Published March 22, 2004
UNITED NATIONS – U.N. Secretary-General Kofi Annan (search) strongly condemned the killing Monday of Hamas leader Sheik Ahmed Yassin (search), saying it would not help peace efforts in the region and violated international law.
The Palestinian envoy to the United Nations sought an official condemnation from the U.N. Security Council.
Israel assassinated Yassin in a pre-dawn missile attack, touching off protests across the Middle East. The killing prompted the United Nations, United States, Russia and the European Union -- the so-called "quartet" -- to discuss its consequences at talks Monday night in Cairo, Egypt.
"Such actions are not only contrary to international law, but they do not do anything to help the search for a peaceful solution," Annan said at U.N. headquarters in New York. "I appeal to all in the region to remain calm and avoid any further escalation in tensions."
Annan said the killing would only complicate the group's efforts to achieve peace in the Middle East, and urged Israel to end targeted killings.
The Palestinians demanded official condemnation from the Security Council, and the body discussed Yassin's assassination in consultations early Monday.

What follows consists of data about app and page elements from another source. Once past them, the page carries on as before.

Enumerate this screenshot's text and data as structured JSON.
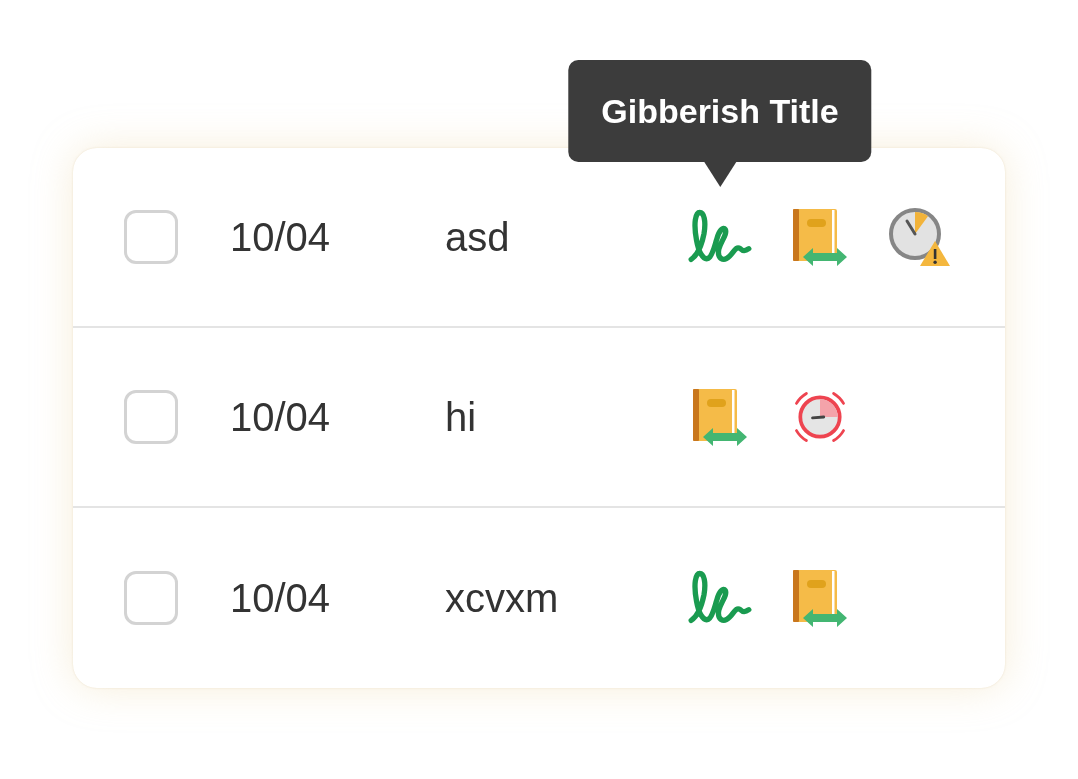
{
  "rows": [
    {
      "checked": false,
      "date": "10/04",
      "name": "asd",
      "icons": [
        {
          "kind": "signature",
          "tooltip": "Gibberish Title"
        },
        {
          "kind": "book-transfer"
        },
        {
          "kind": "clock-warning"
        }
      ]
    },
    {
      "checked": false,
      "date": "10/04",
      "name": "hi",
      "icons": [
        {
          "kind": "book-transfer"
        },
        {
          "kind": "alarm"
        }
      ]
    },
    {
      "checked": false,
      "date": "10/04",
      "name": "xcvxm",
      "icons": [
        {
          "kind": "signature"
        },
        {
          "kind": "book-transfer"
        }
      ]
    }
  ]
}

"We of course condemn this criminal insane act, we notice the broad international condemnation of this extra-judicial execution and also of the practice as a whole," chief Palestinian delegate Nasser Al-Kidwa (search) said. "We think that the Security Council has to live up to its responsibility, it has to reflect this broad international condemnation."
The delegations met later Monday to discuss a proposed text circulated by Algeria, the only Arab nation on the council.
Al-Kidwa said that if there wasn't progress on that text Monday, Arab leaders would demand a new Security Council meeting exclusively focused on the Israeli attack.
The United States, one of five permanent members of the Council, would have to accept such an official statement, a prospect which appears unlikely.